“Whatever the crew size, everyone wants to create compelling stories and have high production values,” said James Hurd, Chief Revolutionist for Redrock Micro. “If you have limited people, things like keeping your subject focus or being able to frame accurately on tricky angles end up ruining shots or delaying production. The Eclipse product family solves these top camera operating challenges and more. The results is less focus on the gear and more on the shot.”
Unlocking the Small Crew Potential
The Eclipse products focus on solving common everyday issues for camera operators, and make shoots not only more productive but also more enjoyable:
- Hālo Solo – Automatically keep your subject in focus at all times while maintaining creative focus control
- Orbit monitor positioning system – Automatically positions your monitor to face you in real-time. Comfortably frame shots at any angle, especially when using gimbal stabilizers
- Atlas Motors – Precision control of focus, iris, and zoom with a system compact enough to keep on your camera all the time
- Navigator 7-in-1 Command Module – Control gimbal, camera, lens, and more from one hand without ever needing to set down your rig
The first ever drone-ready lens control motors
Eclipse products are also the first to fully incorporate s.bus for use in aerial cinematography. Operators can now make on-the-fly adjustments to camera and lens settings without landing the drone, with minimal added weight, and with the full range of their RC transmitter.

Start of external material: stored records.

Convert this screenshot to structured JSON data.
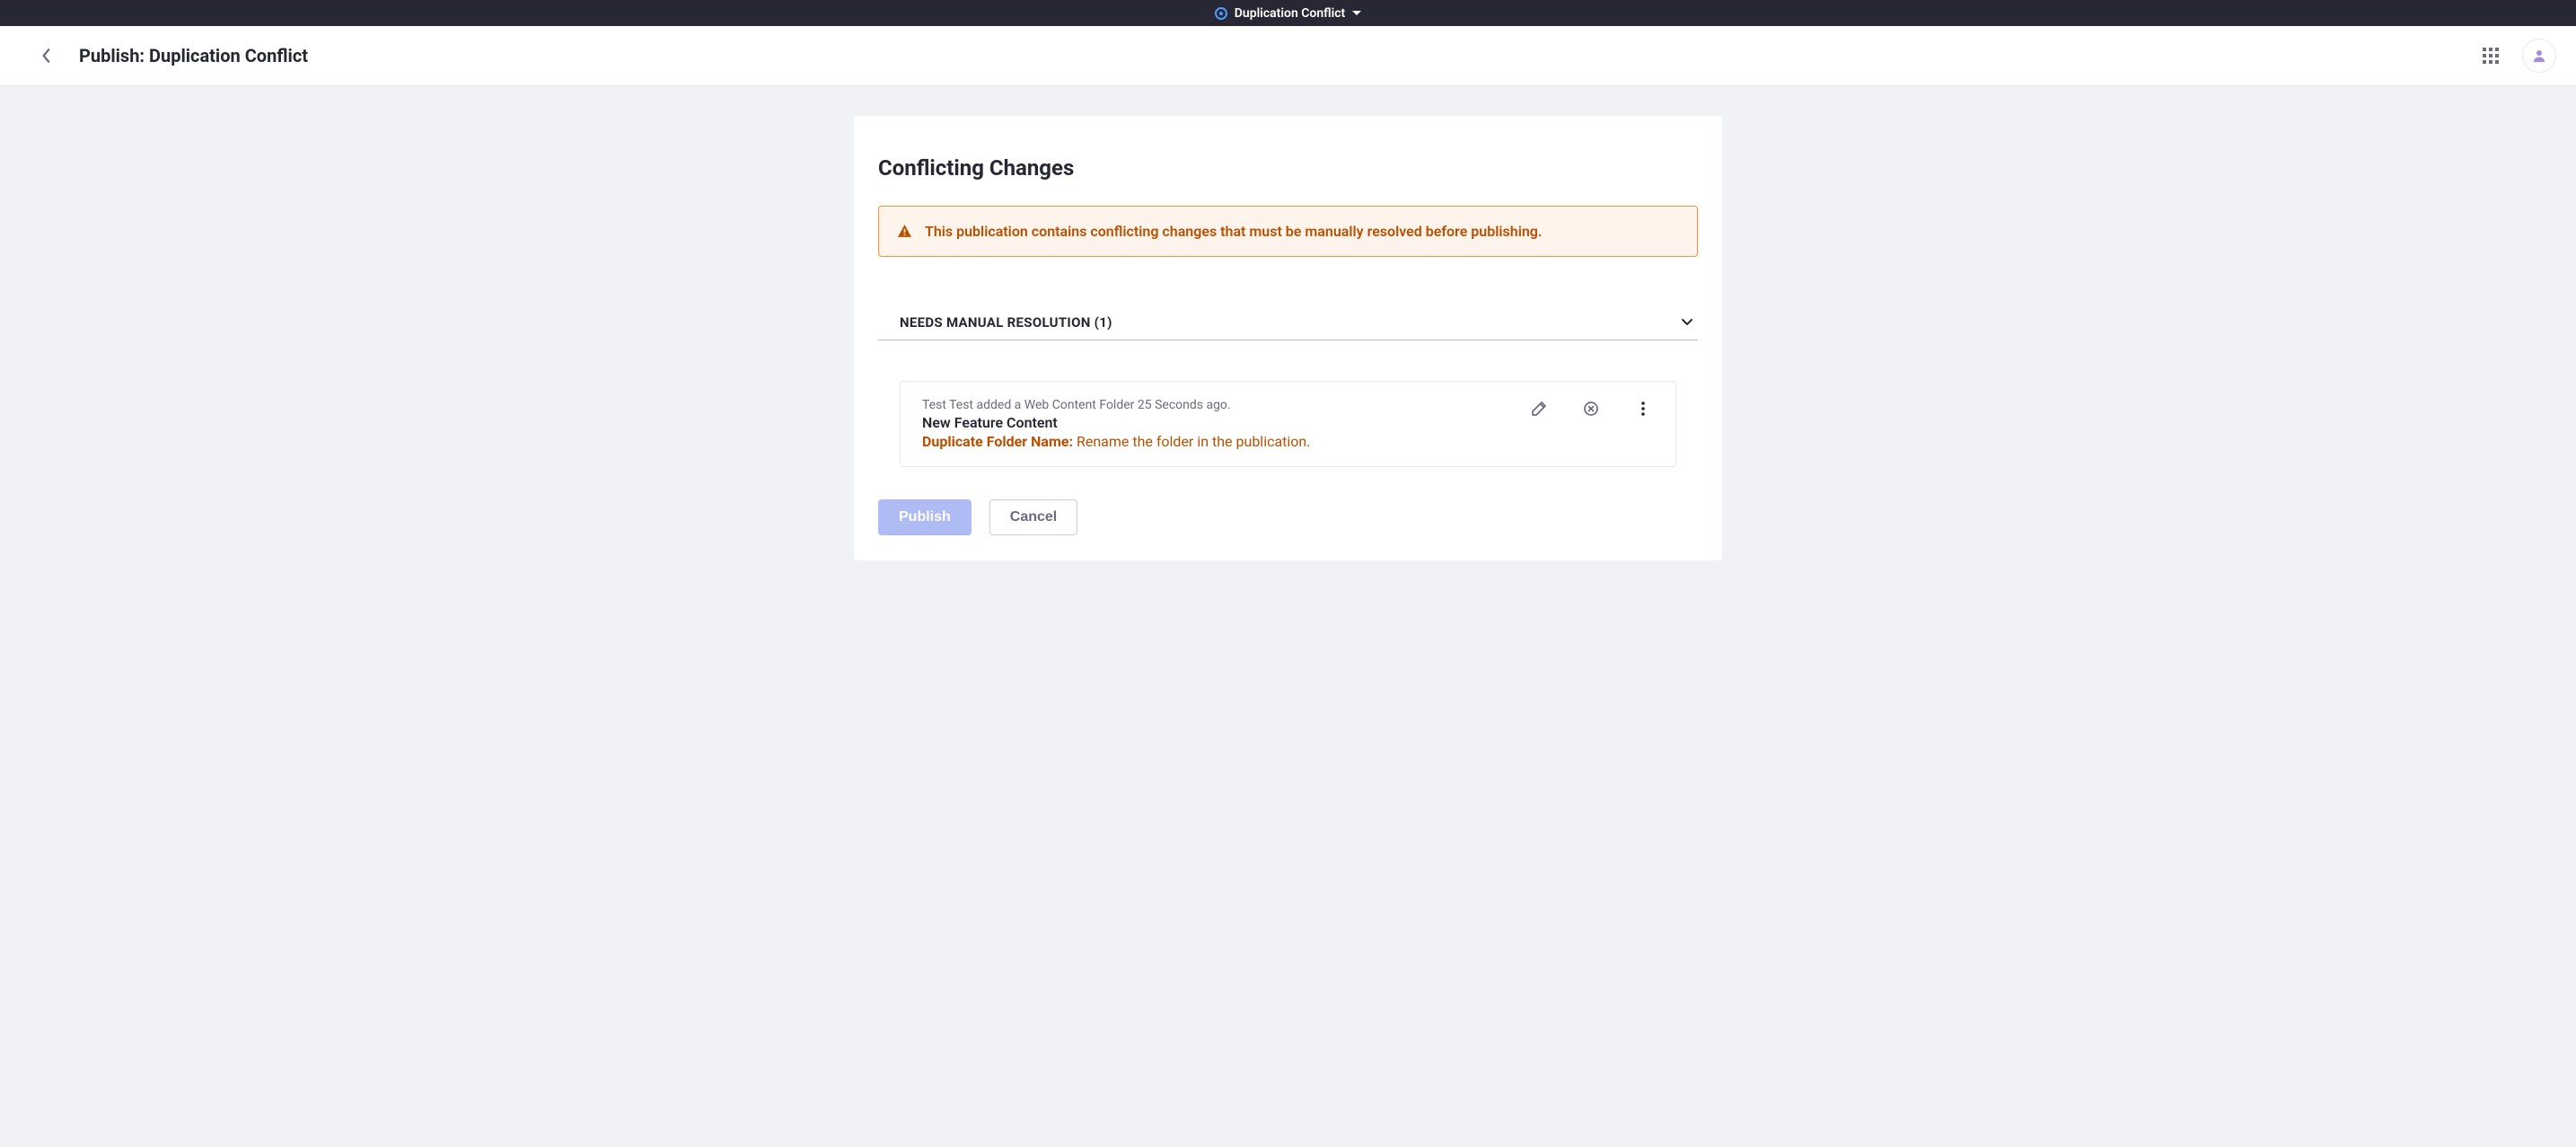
{
  "topbar": {
    "title": "Duplication Conflict"
  },
  "header": {
    "title": "Publish: Duplication Conflict"
  },
  "card": {
    "title": "Conflicting Changes"
  },
  "alert": {
    "message": "This publication contains conflicting changes that must be manually resolved before publishing."
  },
  "section": {
    "title": "NEEDS MANUAL RESOLUTION (1)"
  },
  "conflict": {
    "meta": "Test Test added a Web Content Folder 25 Seconds ago.",
    "title": "New Feature Content",
    "warning_label": "Duplicate Folder Name: ",
    "warning_text": "Rename the folder in the publication."
  },
  "buttons": {
    "publish": "Publish",
    "cancel": "Cancel"
  },
  "colors": {
    "warning": "#b95000",
    "warning_bg": "#fff4ec",
    "warning_border": "#ff8f39",
    "accent": "#8f7ddf"
  }
}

“Quadrocopter has been delivering aerial cinematography solutions for over 6 years,” said Karsten Carlson, COO for Quadrocopter LLC based in Montana. “We are really excited about Redrock’s new products. These simple, streamlined and light weight systems will make it easier to operate and get better footage, particularly adding camera and lens controls while in flight. We look forward to educating customers and offering integrated solutions that include Redrock.”
EclipseNet: The first complete view of your camera rig and accessories
All Eclipse products work on EclipseNet: a network of new technologies and communications that propel camera production into the future. Products connect and communicate to each other to share resources like power, show real-time status and alerts, and have configurable controls rather than hard-coded buttons. EclipseNet supports and translates between the most important protcols including WiFI, RF, Bluetooth, s.bus, PWM/PPM, and CAN.
Pricing and Availability
Pricing varies by product and configuration, and is designed to be affordable for personal ownership. Redrock Eclipse products are available for pre-order now from redrockmicro.com or from any of Redrock's worldwide authorized resellers, and are shipping summer 2016. Existing microRemote customers will receive priority shipping.
About Redrock Micro
Redrock Micro revolutionized independent film production in the early 2000s with the M2 cinema lens adapter, and reinvented digital filmmaking in 2008 with HDSLR cinema rigs and accessories. Today, Redrock Micro continues to lead the industry in innovation with its award-winning digital cinema rigs and accessories, DSLR rigs, depth-of-field adapters, stabilization and support gear, sophisticated focus controllers, and advanced cinema accessories. More information is available at redrockmicro.com.
(cover photo credit: snap from source in post)
Latest posts by planetMitch (see all)
- GoPro In the News for All the Wrong Reasons - January 12, 2018
- Panasonic Releases LUMIX GH5s – Extended Coverage! - January 9, 2018
- DJI Introduces Single Hand Gimbal, Ronin S - January 8, 2018